WHAT THE TASK ASKS: Of all the lines in this material, how many have the word "members"? Give only the number.

⁂

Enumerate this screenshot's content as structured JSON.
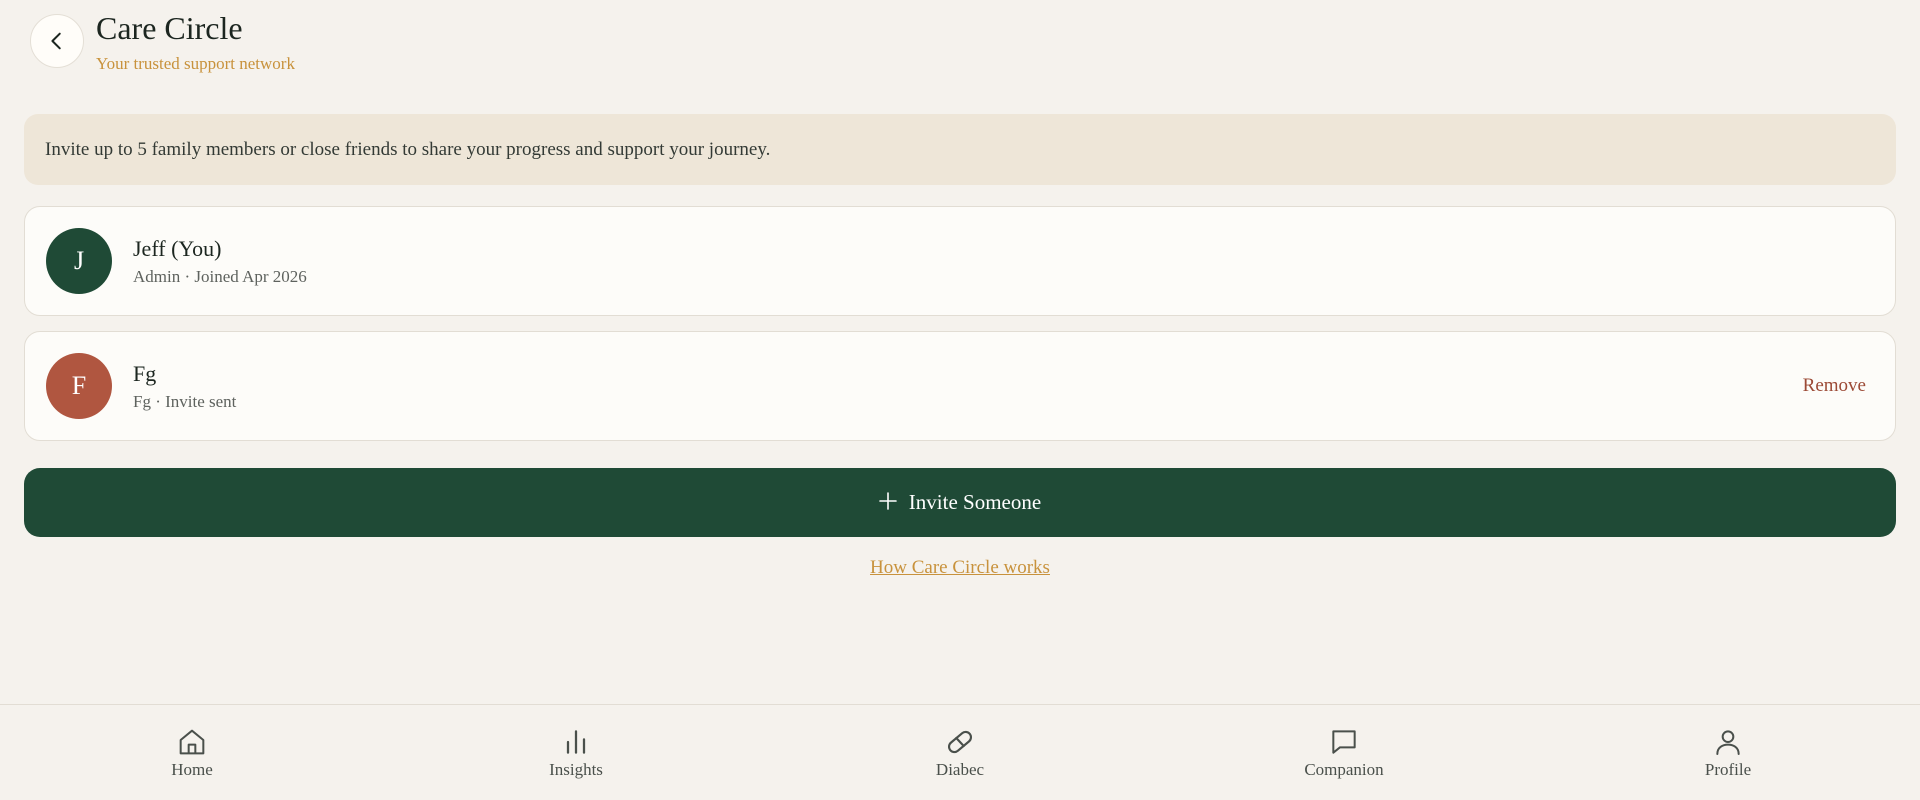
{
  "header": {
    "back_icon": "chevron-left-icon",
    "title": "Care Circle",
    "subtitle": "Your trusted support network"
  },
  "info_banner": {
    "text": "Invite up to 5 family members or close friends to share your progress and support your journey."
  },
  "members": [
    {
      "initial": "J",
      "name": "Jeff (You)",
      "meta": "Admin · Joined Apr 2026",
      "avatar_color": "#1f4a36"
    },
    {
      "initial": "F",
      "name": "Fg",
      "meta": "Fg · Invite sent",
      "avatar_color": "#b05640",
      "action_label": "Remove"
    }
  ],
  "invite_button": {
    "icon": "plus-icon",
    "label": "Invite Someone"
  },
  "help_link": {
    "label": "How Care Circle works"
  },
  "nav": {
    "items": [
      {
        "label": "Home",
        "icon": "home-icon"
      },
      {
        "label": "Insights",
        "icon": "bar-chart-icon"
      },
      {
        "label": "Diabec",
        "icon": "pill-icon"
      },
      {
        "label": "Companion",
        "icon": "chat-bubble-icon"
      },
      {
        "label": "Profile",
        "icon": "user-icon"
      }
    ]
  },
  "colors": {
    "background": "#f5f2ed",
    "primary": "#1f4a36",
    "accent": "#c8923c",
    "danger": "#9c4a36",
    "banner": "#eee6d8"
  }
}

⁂

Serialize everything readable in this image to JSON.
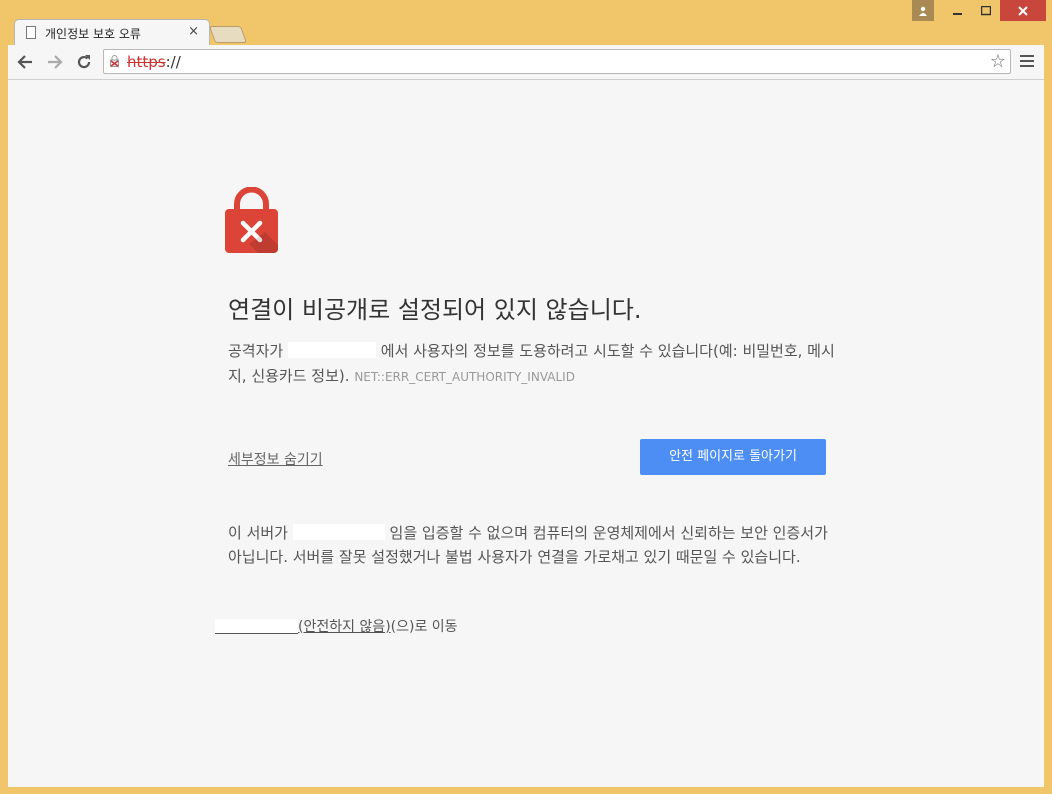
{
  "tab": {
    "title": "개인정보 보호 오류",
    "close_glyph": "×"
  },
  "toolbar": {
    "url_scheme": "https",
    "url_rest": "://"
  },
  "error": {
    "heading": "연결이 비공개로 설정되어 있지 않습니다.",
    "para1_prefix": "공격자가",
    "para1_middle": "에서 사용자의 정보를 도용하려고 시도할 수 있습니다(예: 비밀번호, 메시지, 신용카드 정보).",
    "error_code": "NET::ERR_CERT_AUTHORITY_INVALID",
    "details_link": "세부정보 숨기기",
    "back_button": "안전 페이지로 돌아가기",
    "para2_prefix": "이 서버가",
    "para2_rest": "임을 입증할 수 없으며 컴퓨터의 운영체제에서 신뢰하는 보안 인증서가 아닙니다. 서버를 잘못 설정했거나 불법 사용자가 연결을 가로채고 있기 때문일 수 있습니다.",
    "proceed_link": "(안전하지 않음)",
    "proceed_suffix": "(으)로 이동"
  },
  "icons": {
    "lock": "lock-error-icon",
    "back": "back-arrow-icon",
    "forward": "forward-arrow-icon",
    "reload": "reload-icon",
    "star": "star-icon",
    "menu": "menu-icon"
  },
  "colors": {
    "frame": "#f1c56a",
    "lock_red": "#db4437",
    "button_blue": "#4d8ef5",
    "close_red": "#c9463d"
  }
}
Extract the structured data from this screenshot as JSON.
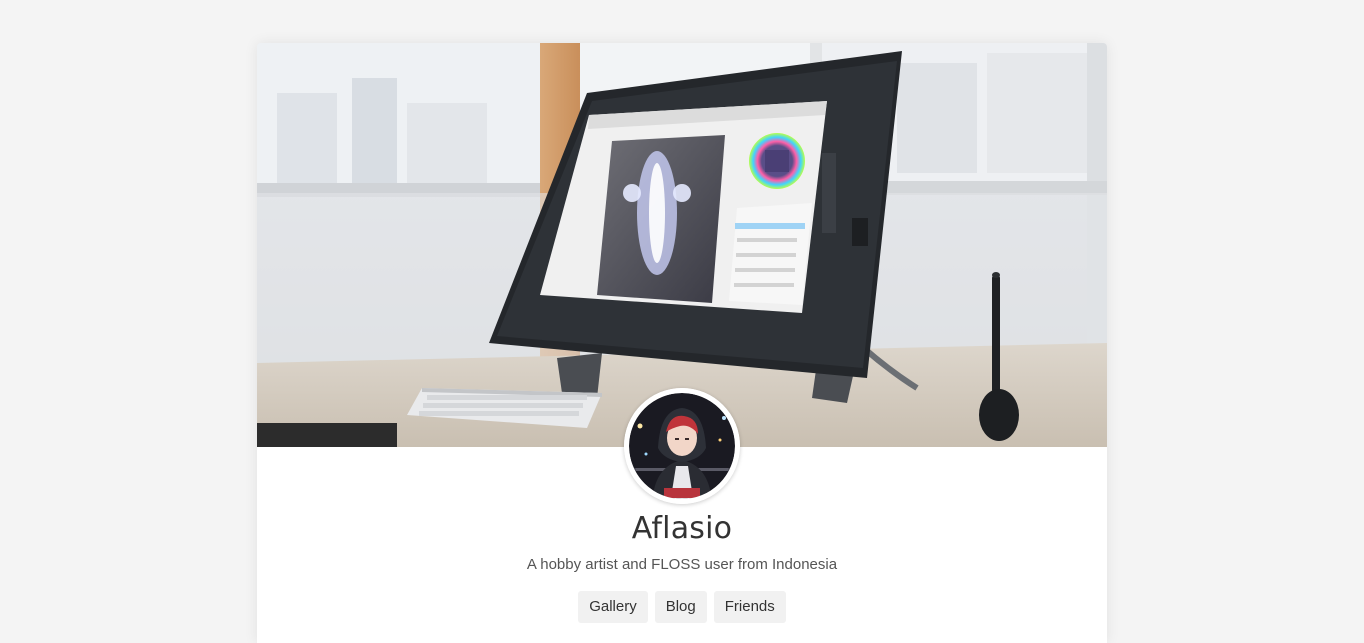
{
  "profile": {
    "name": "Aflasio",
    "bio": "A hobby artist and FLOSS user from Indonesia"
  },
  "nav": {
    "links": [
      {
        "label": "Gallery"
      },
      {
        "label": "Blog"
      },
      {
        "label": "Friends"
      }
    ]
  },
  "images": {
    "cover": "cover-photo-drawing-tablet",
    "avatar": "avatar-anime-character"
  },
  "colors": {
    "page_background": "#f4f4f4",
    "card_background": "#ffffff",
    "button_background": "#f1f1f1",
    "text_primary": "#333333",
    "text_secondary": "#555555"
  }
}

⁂

RESULT OF THIS EXERCISE: 2